But then he asked to go for coffee and I was uncertain. And when he asked for my number, I tried to get his instead. He wouldn’t give me his. He wanted the control. I wanted to lie.
But he knew the company, he knew the benefits. He wanted to put in a good word with the CEO.
I wanted to call an Uber. I wanted to go home.
He put his hand on my lower back and stood so close I was aware that while I am tall, he was taller. While I am big, he is bigger.
His arms wrapped around me and he pulled me in, with his eyes shut and his lips chapped.
I pushed his face away. He grabbed tighter.
“You don’t want to kiss me?”
He tried again and I shoved him back.
“I’m shaking,” he said. “I’ve never done something like that.”
My fists clenched, and suddenly my boots were too high, and why was I walking down the dirt hill instead of the paved stairs? My hands were shaking and suddenly I didn’t know how to get home.
After a job interview, you send a thank you email. You wait to see if they saw the potential in you. You follow up. You get the job, or you don’t.
It was so nice to meet me, he hopes I get hired, he told the CEO how great I am.
After this job interview, I cried on the phone to my friend. I asked another friend for advice, and he warned me that telling the company could ruin my chances at getting the job and I had to accept that. I should not have had to accept that, but I did. And then I cried in a Tim Horton’s as I called the company, knowing I was messing up my chance at what I saw as a dream job.
After this job interview, I filed a police report and had two officers come to my apartment. They sat very far away from me and asked me a lot of questions and I tried my best not to cry because I wanted to be taken seriously.
My follow-up emails consisted of legal documents and investigations. There are no email templates online to help you with an email like this. Would I even want to work there?
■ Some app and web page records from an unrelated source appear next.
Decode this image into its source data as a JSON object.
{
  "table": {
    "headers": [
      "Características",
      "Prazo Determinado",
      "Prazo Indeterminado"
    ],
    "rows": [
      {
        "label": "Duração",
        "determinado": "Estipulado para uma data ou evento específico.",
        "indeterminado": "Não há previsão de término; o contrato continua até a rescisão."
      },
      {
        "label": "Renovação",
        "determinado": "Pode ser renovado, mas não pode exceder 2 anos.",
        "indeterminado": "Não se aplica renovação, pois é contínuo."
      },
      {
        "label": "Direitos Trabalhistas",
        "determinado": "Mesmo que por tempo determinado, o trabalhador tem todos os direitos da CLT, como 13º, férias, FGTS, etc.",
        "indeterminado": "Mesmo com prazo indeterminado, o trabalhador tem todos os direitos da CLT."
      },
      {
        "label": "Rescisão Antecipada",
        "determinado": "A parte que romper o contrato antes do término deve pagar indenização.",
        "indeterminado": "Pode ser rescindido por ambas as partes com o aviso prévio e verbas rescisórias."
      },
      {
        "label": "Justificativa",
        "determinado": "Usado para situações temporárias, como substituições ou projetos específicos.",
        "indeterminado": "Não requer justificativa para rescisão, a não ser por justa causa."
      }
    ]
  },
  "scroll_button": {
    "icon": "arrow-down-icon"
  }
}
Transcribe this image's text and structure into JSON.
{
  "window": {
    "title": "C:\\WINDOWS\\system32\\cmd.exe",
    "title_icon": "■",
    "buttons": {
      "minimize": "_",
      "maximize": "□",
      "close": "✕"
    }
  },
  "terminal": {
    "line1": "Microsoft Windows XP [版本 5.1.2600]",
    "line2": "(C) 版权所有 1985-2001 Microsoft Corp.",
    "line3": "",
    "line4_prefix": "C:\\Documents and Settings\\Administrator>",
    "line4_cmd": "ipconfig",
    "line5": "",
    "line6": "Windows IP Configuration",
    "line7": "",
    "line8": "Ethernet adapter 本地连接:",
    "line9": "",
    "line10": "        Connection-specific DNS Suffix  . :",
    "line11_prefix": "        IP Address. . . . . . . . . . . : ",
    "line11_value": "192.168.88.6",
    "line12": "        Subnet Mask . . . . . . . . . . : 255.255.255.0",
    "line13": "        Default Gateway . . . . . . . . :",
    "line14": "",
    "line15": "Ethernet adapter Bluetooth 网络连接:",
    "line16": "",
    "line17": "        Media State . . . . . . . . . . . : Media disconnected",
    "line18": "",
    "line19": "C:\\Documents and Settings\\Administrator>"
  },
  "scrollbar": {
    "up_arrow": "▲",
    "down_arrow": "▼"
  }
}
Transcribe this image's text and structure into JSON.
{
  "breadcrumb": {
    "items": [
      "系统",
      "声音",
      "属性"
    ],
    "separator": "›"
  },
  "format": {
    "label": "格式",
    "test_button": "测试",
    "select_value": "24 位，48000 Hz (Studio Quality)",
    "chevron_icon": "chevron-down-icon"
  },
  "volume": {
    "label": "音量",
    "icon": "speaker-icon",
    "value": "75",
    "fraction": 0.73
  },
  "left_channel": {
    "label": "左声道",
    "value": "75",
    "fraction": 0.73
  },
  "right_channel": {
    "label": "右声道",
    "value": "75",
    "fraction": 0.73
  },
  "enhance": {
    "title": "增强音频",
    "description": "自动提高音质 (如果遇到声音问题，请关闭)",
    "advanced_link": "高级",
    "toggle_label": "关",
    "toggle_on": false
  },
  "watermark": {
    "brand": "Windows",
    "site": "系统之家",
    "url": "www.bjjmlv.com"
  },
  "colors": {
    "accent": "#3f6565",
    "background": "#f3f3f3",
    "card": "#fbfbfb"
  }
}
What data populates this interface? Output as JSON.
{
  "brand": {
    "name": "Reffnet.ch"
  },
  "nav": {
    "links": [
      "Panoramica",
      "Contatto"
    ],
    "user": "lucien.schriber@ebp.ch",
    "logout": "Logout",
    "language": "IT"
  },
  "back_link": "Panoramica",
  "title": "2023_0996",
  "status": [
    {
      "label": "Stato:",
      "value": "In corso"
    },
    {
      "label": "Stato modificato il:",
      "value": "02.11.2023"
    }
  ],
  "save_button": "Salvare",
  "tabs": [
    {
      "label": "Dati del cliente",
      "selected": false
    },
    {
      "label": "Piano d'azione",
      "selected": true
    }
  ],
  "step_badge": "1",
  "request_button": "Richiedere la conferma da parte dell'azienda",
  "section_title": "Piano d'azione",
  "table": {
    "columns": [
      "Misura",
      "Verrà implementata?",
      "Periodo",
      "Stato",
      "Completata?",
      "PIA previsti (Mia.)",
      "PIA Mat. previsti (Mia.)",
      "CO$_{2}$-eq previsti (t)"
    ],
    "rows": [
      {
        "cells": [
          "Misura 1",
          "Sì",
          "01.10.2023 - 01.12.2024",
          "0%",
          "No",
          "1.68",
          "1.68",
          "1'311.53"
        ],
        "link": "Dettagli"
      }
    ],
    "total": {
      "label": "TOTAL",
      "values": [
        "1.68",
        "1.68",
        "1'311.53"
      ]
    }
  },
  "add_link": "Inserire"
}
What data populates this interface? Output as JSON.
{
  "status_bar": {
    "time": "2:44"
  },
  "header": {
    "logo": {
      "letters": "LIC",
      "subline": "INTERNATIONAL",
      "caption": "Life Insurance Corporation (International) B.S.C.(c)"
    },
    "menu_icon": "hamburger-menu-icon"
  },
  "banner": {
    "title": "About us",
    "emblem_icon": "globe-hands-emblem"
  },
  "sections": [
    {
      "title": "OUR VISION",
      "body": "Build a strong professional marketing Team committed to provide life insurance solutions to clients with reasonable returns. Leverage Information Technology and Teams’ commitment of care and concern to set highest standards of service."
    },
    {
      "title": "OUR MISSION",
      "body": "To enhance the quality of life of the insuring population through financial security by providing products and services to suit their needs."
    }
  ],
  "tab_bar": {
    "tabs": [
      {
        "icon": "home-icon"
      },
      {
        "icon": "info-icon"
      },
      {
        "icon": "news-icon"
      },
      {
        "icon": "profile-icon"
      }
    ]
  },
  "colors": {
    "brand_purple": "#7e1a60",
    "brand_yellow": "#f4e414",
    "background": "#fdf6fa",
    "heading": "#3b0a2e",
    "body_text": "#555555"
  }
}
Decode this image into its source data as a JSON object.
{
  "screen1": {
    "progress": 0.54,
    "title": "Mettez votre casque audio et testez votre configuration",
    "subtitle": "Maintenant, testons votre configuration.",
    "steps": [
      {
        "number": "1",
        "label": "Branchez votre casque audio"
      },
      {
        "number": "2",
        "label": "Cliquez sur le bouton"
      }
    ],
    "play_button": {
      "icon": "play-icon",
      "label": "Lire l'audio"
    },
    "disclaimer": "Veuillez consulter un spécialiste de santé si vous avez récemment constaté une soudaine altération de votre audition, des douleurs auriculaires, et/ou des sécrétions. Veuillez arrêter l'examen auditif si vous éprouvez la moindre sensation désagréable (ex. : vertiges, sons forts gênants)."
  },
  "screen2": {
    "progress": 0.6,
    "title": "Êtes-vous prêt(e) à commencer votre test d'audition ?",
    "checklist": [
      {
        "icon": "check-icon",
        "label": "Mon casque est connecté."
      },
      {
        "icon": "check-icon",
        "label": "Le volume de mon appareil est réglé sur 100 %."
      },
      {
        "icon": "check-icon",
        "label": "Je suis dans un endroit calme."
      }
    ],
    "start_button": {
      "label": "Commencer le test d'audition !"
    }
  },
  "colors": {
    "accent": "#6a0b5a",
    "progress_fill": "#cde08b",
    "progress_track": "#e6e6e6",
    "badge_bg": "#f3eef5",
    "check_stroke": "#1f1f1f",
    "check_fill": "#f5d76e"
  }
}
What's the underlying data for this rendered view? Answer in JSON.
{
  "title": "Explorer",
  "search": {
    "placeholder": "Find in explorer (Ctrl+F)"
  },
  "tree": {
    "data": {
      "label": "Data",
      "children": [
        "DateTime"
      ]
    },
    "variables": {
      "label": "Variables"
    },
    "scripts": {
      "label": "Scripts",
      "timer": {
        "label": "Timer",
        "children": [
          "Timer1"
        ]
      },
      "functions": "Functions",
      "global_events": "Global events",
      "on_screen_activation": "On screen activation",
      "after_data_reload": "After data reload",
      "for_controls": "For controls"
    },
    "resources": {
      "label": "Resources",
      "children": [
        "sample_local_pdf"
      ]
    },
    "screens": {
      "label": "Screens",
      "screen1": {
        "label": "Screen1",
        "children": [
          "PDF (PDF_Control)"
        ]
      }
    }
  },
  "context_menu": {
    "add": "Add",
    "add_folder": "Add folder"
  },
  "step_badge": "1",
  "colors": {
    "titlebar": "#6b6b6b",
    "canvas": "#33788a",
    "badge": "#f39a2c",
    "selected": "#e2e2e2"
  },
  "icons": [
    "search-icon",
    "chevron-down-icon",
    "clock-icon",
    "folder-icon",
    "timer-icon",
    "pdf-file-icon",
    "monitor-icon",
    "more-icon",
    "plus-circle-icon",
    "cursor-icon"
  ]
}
I don’t know, but I was never given the option.
There was no mention of my application, my experience, my effort in the interview process.
So where did that leave me?
I was a wreck.
I have been sexually assaulted four times.
Three times when I was in university, two times when I was drunk, and once by someone I knew.
Not once by the same person, in the same place, or during the same year.
But this hit a little harder. Maybe it was the daytime, or the idea that a workplace should feel “safe.”
When I was assaulted in a club, on a night out, in a guy’s car, it wasn’t acceptable. But discussing it, unfortunately, led to a lot of women understanding because they had been in the same situation. People just “got it” because that’s where stuff like this happens. Not in a parking lot outside of an office on a Thursday afternoon. And why was it this time that I felt more ashamed after?
I was asked why I would agree to go for coffee if I didn’t want to, instead of anyone seeing that he was taking advantage of his position within the company.
I was questioned why I would give my number out in the first place, instead of anyone understanding why I was scared.
I was told over and over that I did nothing wrong, but if that was truly the case then why was I also being punished?
I took a week off from interviews, freelance writing, and seeing friends. I checked my email constantly for updates, while at the same time trying to process what had happened.
And then I jumped back into it. Seven interviews in one week. I didn’t know how else to do it, and I was afraid of taking a break for any longer.
Yesterday, I got the final email. Not the job offer or rejection, but the final notes on the investigation. It was finally over. When the investigation concluded, I wasn’t sure how I was supposed to feel, but I felt guilty and angry.
Guilty that he had lost his job (the wrong feeling, I know) and very angry that all my hard work was forgotten.
All my hard work had vanished because a man could not control himself. Because a man could not take no for an answer.
I know that this is not my fault, and I am confident that I made the right choice in reporting what happened, because who knows how often he does this and who else has been affected? But it does not sit well with me that I had to make a choice between losing a job that I wanted–that I deserved–and protecting a man’s career and reputation. That, in those ten minutes in a parking lot, I had to decide between kissing a stranger and moving forward in my career.
He can keep connections he made in the office, as it was all confidential, where I am cut off.
He is the one that is now flagged by the police, but we are both unemployed.
Brianne Cail is a blogger and freelance writer. Read more of her work here.